For more than 13 centuries, the major religious conflict in the Muslim world has been the Sunni–Shi'a conflict that goes back to the very beginnings of Islam.

The extent and periodic intensity of this conflict has often been overlooked, especially by politicians. America experienced this in major ways in Iraq, and it is a factor in Afghanistan as well as one of the major hurdles to peace in the Middle East.
For more than 13 centuries, the major religious conflict in the Muslim world has been the Sunni—Shi'a conflict that goes back to the very beginnings of Islam.

The extent and periodic intensity of this conflict has often been overlooked, especially by politicians. America experienced this in major ways in Iraq, and it is a factor in Afghanistan as well as one of the major hurdles to peace in the Middle East.

Dr. Bert Randall, professor of philosophy and religion at Austin Peay State University, will explore this centuries-old conflict that continues to influence the current situation in the Middle East, especially Iran, Iraq, Saudi Arabia, Pakistan and Afghanistan.

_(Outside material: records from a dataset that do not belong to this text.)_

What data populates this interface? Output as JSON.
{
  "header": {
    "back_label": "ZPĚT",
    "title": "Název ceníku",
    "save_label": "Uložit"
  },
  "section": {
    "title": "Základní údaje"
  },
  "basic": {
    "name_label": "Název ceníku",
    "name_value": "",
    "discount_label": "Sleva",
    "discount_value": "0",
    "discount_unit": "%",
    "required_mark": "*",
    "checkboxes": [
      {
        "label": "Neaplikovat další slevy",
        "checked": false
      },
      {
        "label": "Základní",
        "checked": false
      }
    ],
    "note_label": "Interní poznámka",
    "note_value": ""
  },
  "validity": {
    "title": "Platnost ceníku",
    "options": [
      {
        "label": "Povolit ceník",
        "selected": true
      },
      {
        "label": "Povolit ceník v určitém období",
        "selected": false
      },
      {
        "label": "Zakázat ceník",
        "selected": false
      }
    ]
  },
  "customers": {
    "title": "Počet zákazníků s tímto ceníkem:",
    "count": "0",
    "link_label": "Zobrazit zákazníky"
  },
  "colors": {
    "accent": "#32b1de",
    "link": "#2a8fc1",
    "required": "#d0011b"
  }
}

Randall's presentation, titled “The Shi'a, the Sunni Wahhabi, the Taliban and Al-Qaeda,” will be the next session in the Library Athenaeum series at APSU. He will speak at 2 p.m., Tuesday, April 6 on the third floor of Woodward Library.

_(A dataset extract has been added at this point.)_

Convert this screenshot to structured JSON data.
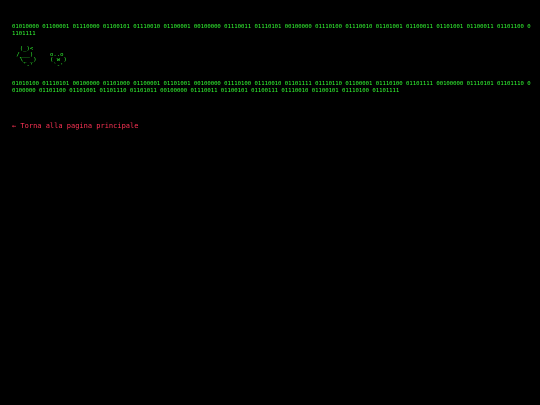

He will use the material recently developed for training sessions with the 1st Squadron, 32nd Cavalry at Fort Campbell, Ky., prior to the unit's spring deployment to Afghanistan. Central to the unit's command staff was a concern about how extremists such as al-Qaida and the Taliban pervert the Quran in order to justify violence, and how to respond in terms of what the Quran and hadiths teach.

Other weekly events are scheduled this semester on such diverse topics as Thrasher magazine and faculty mentoring and student success. Athenaeum events are held on the third floor of Woodward Library and are free and open to the public. Students are highly encouraged to attend.

The purpose of the Library Athenaeum series, launched in 2007, is to conduct events that promote and enhance the intellectual life of the University and the region, reach out to students and make connections with them in places other than the classroom and to portray the library as a place to share, explore, discuss and think about ideas and events. Sessions consist of speeches or presentations, panel discussions, debates, readings and performances.

For more information, call Joe Weber, director of library services at APSU, at 221-7618, e-mail at weberj@apsu.edu or visit online to see other Library Athenaeum events planned at http://library.apsu.edu/events/2009_2010athenaeumschedule.htm. -- Melony Shemberger